Discovery
Discovered by Johann Palisa
Discovery date April 21, 1874
Designations
1958 UE, 1962 GB, A923 FA
Minor planet category Main belt, meliboea family
Orbital characteristics[1]
Epoch December 31, 2006 (JD 2454100.5)
Aphelion 569.016 Gm (3.804 AU)
Perihelion 364.057 Gm (2.434 AU)
466.536 Gm (3.119 AU)
Eccentricity 0.220
2011.587 d (5.51 a)
16.66 km/s
314.941°
Inclination 13.418°
202.446°
106.741°
Physical characteristics
Dimensions 145.92 ± 3.58[2] km
Mass (7.27 ± 3.07) × 1018[2] kg
Mean density
4.46 ± 1.91[2] g/cm3
0.0406 m/s²
0.0769 km/s
25.676[3][1] h
Albedo 0.0492 ± 0.0128[4]
Temperature ~158 K
Spectral type
C[4] (Tholen)
8.10[4]

137 Meliboea is a large, dark main-belt asteroid that was discovered by Austrian astronomer J. Palisa on April 21, 1874, the second of his many asteroid discoveries, and named after one of the three Meliboeas in Greek mythology. The largest body in the Meliboea family of asteroids that share similar orbital elements, only 791 Ani approaches its size. It is classified as a C-type asteroid and may be composed of carbonaceous materials.

Photometric observations of this asteroid made at the Torino Observatory in Italy during 1990–1991 were used to determine a synodic rotation period of 15.28 ± 0.02 hours.[5] A 2009 study at the Organ Mesa Observatory in Las Cruces, New Mexico found a period of 25.676 ± 0.001 hours and a brightness variation of 0.16 ± 0.02 in magnitude. They ruled out a period of 15 hours determined in previous studies.[3]

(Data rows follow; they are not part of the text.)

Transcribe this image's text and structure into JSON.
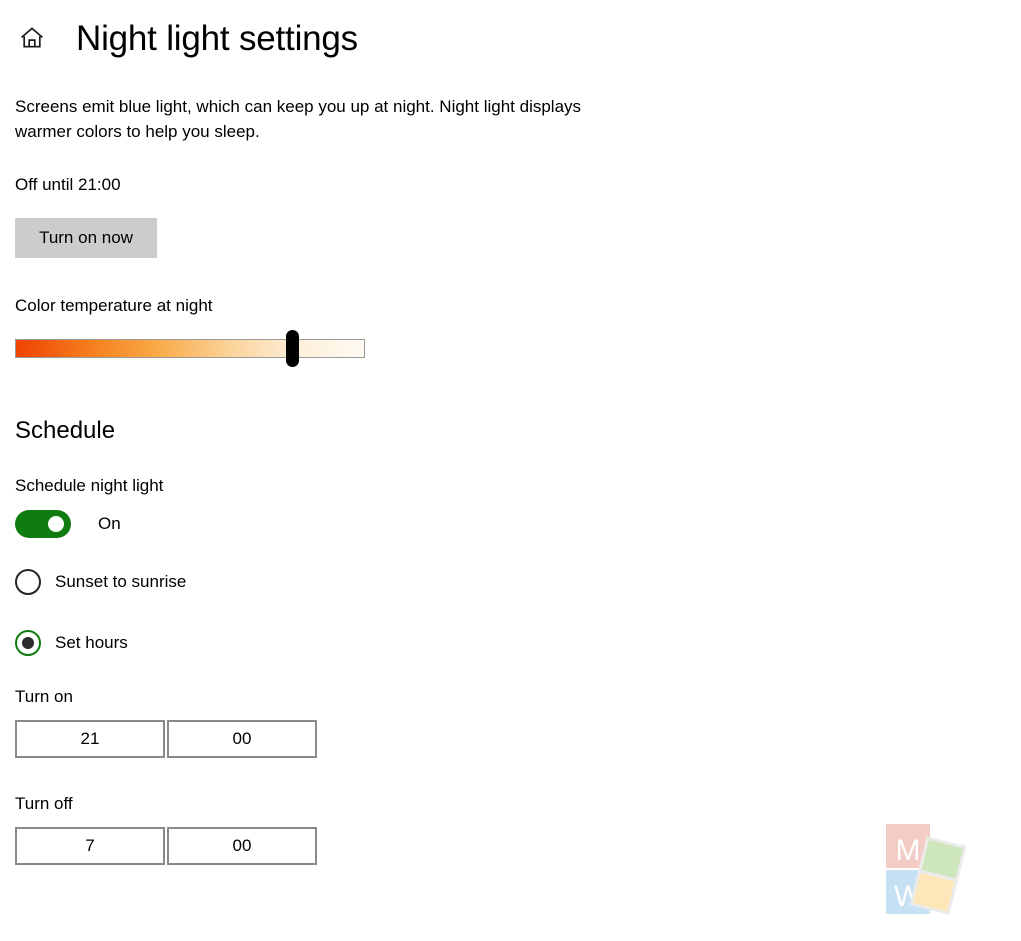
{
  "header": {
    "home_icon": "home-icon",
    "title": "Night light settings"
  },
  "main": {
    "description": "Screens emit blue light, which can keep you up at night. Night light displays warmer colors to help you sleep.",
    "status": "Off until 21:00",
    "turn_on_button": "Turn on now",
    "slider": {
      "label": "Color temperature at night",
      "value_percent": 75,
      "gradient_start": "#f04405",
      "gradient_end": "#fefaf2",
      "thumb_color": "#000000"
    }
  },
  "schedule": {
    "title": "Schedule",
    "toggle_label": "Schedule night light",
    "toggle_state": "On",
    "toggle_on": true,
    "toggle_color": "#107c10",
    "options": [
      {
        "label": "Sunset to sunrise",
        "selected": false
      },
      {
        "label": "Set hours",
        "selected": true
      }
    ],
    "turn_on": {
      "label": "Turn on",
      "hours": "21",
      "minutes": "00"
    },
    "turn_off": {
      "label": "Turn off",
      "hours": "7",
      "minutes": "00"
    }
  },
  "watermark": {
    "letter_top": "M",
    "letter_bottom": "W",
    "color_top": "#f2c4bc",
    "color_bottom": "#bcdcf2",
    "color_green": "#c6e2b0",
    "color_yellow": "#fde3ad"
  }
}
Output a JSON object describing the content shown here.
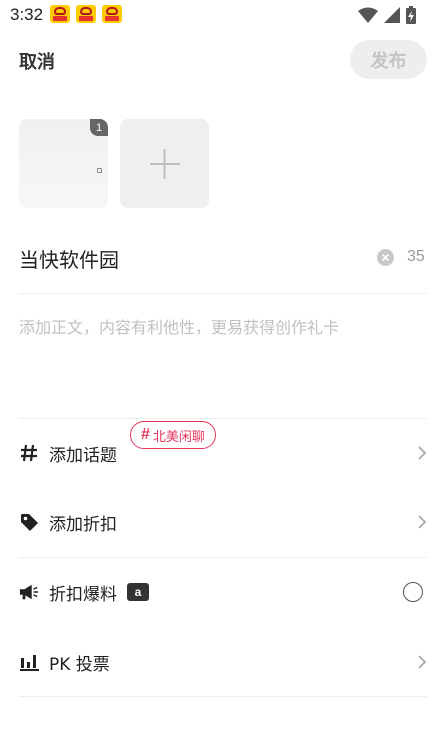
{
  "status_bar": {
    "time": "3:32",
    "notification_icons": [
      "app-notification-icon",
      "app-notification-icon",
      "app-notification-icon"
    ],
    "system_icons": [
      "wifi-icon",
      "signal-icon",
      "battery-charging-icon"
    ]
  },
  "header": {
    "cancel_label": "取消",
    "publish_label": "发布"
  },
  "images": {
    "count_badge": "1"
  },
  "title": {
    "value": "当快软件园",
    "remaining_chars": "35"
  },
  "body": {
    "placeholder": "添加正文，内容有利他性，更易获得创作礼卡"
  },
  "options": {
    "topic_label": "添加话题",
    "topic_suggestion": "北美闲聊",
    "discount_label": "添加折扣",
    "deal_label": "折扣爆料",
    "deal_badge": "a",
    "vote_label": "PK 投票"
  },
  "colors": {
    "accent": "#e7375d",
    "publish_disabled_bg": "#eeeeee",
    "publish_disabled_text": "#c4c4c4"
  }
}
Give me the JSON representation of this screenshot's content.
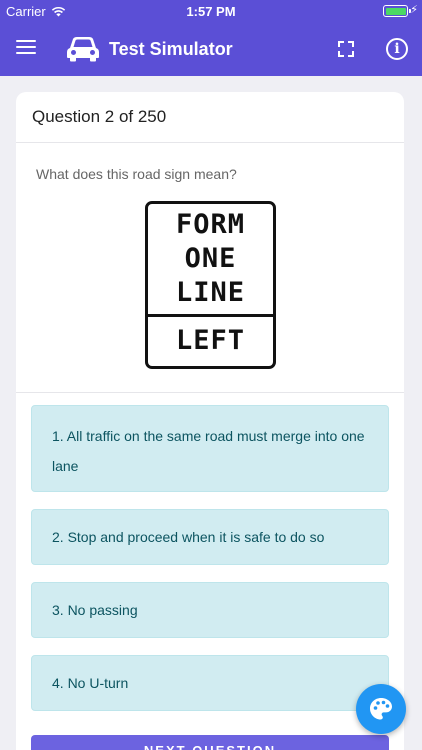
{
  "status_bar": {
    "carrier": "Carrier",
    "time": "1:57 PM",
    "battery_level": 1.0,
    "charging": true
  },
  "app_bar": {
    "title": "Test Simulator",
    "icons": [
      "menu-icon",
      "car-icon",
      "fullscreen-icon",
      "info-icon"
    ],
    "info_glyph": "i"
  },
  "question": {
    "header": "Question 2 of 250",
    "text": "What does this road sign mean?",
    "sign": {
      "lines": [
        "FORM",
        "ONE",
        "LINE"
      ],
      "bottom": "LEFT"
    }
  },
  "answers": [
    {
      "label": "1. All traffic on the same road must merge into one lane"
    },
    {
      "label": "2. Stop and proceed when it is safe to do so"
    },
    {
      "label": "3. No passing"
    },
    {
      "label": "4. No U-turn"
    }
  ],
  "next_button": {
    "label": "NEXT QUESTION"
  },
  "fab": {
    "icon": "palette-icon"
  },
  "colors": {
    "primary": "#5b4fd6",
    "answer_bg": "#d1ecf1",
    "answer_text": "#0c5460",
    "fab": "#2196f3"
  }
}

During 2002, 137 Meliboea was observed by radar from the Arecibo Observatory. The return signal matched an effective diameter of 144 ± 16 km. This is consistent with the asteroid dimensions computed through other means.[6]

References[edit]

  1. ^ a b Yeomans, Donald K., "137 Meliboea", JPL Small-Body Database Browser (NASA Jet Propulsion Laboratory), retrieved 2013-03-25. 
  2. ^ a b c Carry, B. (December 2012), "Density of asteroids", Planetary and Space Science 73: 98-118, arXiv:1203.4336, Bibcode:2012P&SS...73...98C, doi:10.1016/j.pss.2012.03.009.  See Table 1.
  3. ^ a b Pilcher, Frederick; Jardine, Don (April 2009), "Period Determinations for 31 Euphrosyne, 35 Leukothea 56 Melete, 137 Meliboea, 155 Scylla, and 264 Libussa", Bulletin of the Minor Planets Section of the Association of Lunar and Planetary Observers 36 (2): 52–54, Bibcode:2009MPBu...36...52P 
  4. ^ a b c Pravec, P. et al. (May 2012), "Absolute Magnitudes of Asteroids and a Revision of Asteroid Albedo Estimates from WISE Thermal Observations", Asteroids, Comets, Meteors 2012, Proceedings of the conference held May 16-20, 2012 in Niigata, Japan (1667), Bibcode:2012LPICo1667.6089P. 
  5. ^ di Martino, M. et al. (February 1994), "Lightcurves and rotational periods of nine main belt asteroids", Icarus 107 (2): 269–275, Bibcode:1994Icar..107..269D, doi:10.1006/icar.1994.1022. 
  6. ^ Magri, Christopher et al. (January 2007), "A radar survey of main-belt asteroids: Arecibo observations of 55 objects during 1999–2003", Icarus 186 (1): 126–151, Bibcode:2007Icar..186..126M, doi:10.1016/j.icarus.2006.08.018